DIRECTIONS FOR THIS TASK
Set down the entries once more, exactly as they are written.

INFORMATION PROVIDED
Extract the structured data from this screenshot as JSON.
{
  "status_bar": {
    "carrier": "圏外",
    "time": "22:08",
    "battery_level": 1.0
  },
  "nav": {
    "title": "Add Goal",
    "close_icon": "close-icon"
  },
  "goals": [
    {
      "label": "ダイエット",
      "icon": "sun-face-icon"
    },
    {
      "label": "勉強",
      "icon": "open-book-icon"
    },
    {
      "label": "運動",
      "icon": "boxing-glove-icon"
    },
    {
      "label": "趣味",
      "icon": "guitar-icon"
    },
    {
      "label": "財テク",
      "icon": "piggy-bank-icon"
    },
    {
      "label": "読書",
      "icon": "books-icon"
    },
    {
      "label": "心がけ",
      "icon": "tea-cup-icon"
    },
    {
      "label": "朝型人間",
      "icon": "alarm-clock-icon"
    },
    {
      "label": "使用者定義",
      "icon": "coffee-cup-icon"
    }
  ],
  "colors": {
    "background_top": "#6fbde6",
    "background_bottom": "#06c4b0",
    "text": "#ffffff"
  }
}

OUTPUT
Extract the structured data from this screenshot as JSON.
{
  "status_bar": {
    "carrier": "圏外",
    "time": "22:08",
    "battery_level": 1.0
  },
  "nav": {
    "title": "Add Goal",
    "close_icon": "close-icon"
  },
  "goals": [
    {
      "label": "ダイエット",
      "icon": "sun-face-icon"
    },
    {
      "label": "勉強",
      "icon": "open-book-icon"
    },
    {
      "label": "運動",
      "icon": "boxing-glove-icon"
    },
    {
      "label": "趣味",
      "icon": "guitar-icon"
    },
    {
      "label": "財テク",
      "icon": "piggy-bank-icon"
    },
    {
      "label": "読書",
      "icon": "books-icon"
    },
    {
      "label": "心がけ",
      "icon": "tea-cup-icon"
    },
    {
      "label": "朝型人間",
      "icon": "alarm-clock-icon"
    },
    {
      "label": "使用者定義",
      "icon": "coffee-cup-icon"
    }
  ],
  "colors": {
    "background_top": "#6fbde6",
    "background_bottom": "#06c4b0",
    "text": "#ffffff"
  }
}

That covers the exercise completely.